Instructions for the task
Would you find each line in the entries below with the string "number" and copy it?

[Dataset records Boundary: Start]

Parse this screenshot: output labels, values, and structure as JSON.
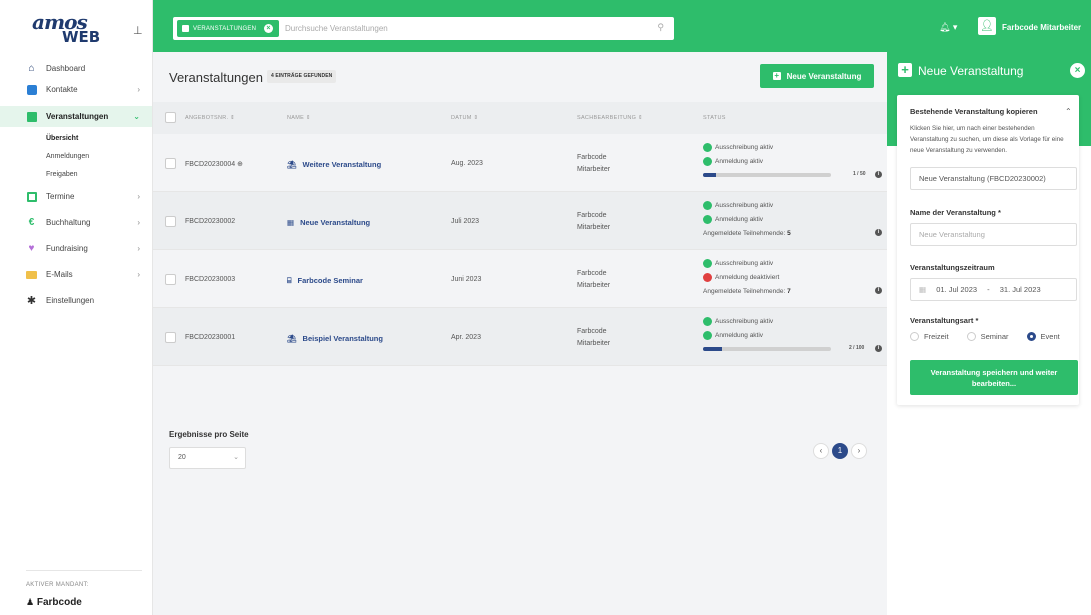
{
  "sidebar": {
    "logo_top": "amos",
    "logo_bottom": "WEB",
    "items": [
      {
        "label": "Dashboard"
      },
      {
        "label": "Kontakte"
      },
      {
        "label": "Veranstaltungen"
      },
      {
        "label": "Termine"
      },
      {
        "label": "Buchhaltung"
      },
      {
        "label": "Fundraising"
      },
      {
        "label": "E-Mails"
      },
      {
        "label": "Einstellungen"
      }
    ],
    "subitems": [
      {
        "label": "Übersicht"
      },
      {
        "label": "Anmeldungen"
      },
      {
        "label": "Freigaben"
      }
    ],
    "mandant_label": "AKTIVER MANDANT:",
    "mandant_name": "Farbcode"
  },
  "topbar": {
    "chip_label": "VERANSTALTUNGEN",
    "search_placeholder": "Durchsuche Veranstaltungen",
    "user_name": "Farbcode Mitarbeiter"
  },
  "main": {
    "title": "Veranstaltungen",
    "count_badge": "4 EINTRÄGE GEFUNDEN",
    "new_button": "Neue Veranstaltung",
    "columns": {
      "number": "ANGEBOTSNR. ⇕",
      "name": "NAME ⇕",
      "date": "DATUM ⇕",
      "staff": "SACHBEARBEITUNG ⇕",
      "status": "STATUS"
    },
    "rows": [
      {
        "number": "FBCD20230004",
        "name": "Weitere Veranstaltung",
        "date": "Aug. 2023",
        "staff_line1": "Farbcode",
        "staff_line2": "Mitarbeiter",
        "status1": "Ausschreibung aktiv",
        "status2": "Anmeldung aktiv",
        "progress_label": "1 / 50",
        "progress_fraction": 0.02
      },
      {
        "number": "FBCD20230002",
        "name": "Neue Veranstaltung",
        "date": "Juli 2023",
        "staff_line1": "Farbcode",
        "staff_line2": "Mitarbeiter",
        "status1": "Ausschreibung aktiv",
        "status2": "Anmeldung aktiv",
        "participants_label": "Angemeldete Teilnehmende:",
        "participants": "5"
      },
      {
        "number": "FBCD20230003",
        "name": "Farbcode Seminar",
        "date": "Juni 2023",
        "staff_line1": "Farbcode",
        "staff_line2": "Mitarbeiter",
        "status1": "Ausschreibung aktiv",
        "status2": "Anmeldung deaktiviert",
        "participants_label": "Angemeldete Teilnehmende:",
        "participants": "7"
      },
      {
        "number": "FBCD20230001",
        "name": "Beispiel Veranstaltung",
        "date": "Apr. 2023",
        "staff_line1": "Farbcode",
        "staff_line2": "Mitarbeiter",
        "status1": "Ausschreibung aktiv",
        "status2": "Anmeldung aktiv",
        "progress_label": "2 / 100",
        "progress_fraction": 0.02
      }
    ],
    "per_page_label": "Ergebnisse pro Seite",
    "per_page_value": "20",
    "current_page": "1"
  },
  "panel": {
    "title": "Neue Veranstaltung",
    "copy_heading": "Bestehende Veranstaltung kopieren",
    "copy_desc": "Klicken Sie hier, um nach einer bestehenden Veranstaltung zu suchen, um diese als Vorlage für eine neue Veranstaltung zu verwenden.",
    "copy_value": "Neue Veranstaltung (FBCD20230002)",
    "name_label": "Name der Veranstaltung *",
    "name_placeholder": "Neue Veranstaltung",
    "period_label": "Veranstaltungszeitraum",
    "period_from": "01. Jul 2023",
    "period_sep": "-",
    "period_to": "31. Jul 2023",
    "type_label": "Veranstaltungsart *",
    "types": [
      "Freizeit",
      "Seminar",
      "Event"
    ],
    "selected_type": "Event",
    "save_button": "Veranstaltung speichern und weiter bearbeiten..."
  },
  "colors": {
    "accent": "#2ebd6b",
    "link": "#2c4a8a",
    "inactive": "#e04040"
  }
}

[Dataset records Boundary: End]

Finished task
      "number": "ANGEBOTSNR. ⇕",
        "number": "FBCD20230004",
        "number": "FBCD20230002",
        "number": "FBCD20230003",
        "number": "FBCD20230001",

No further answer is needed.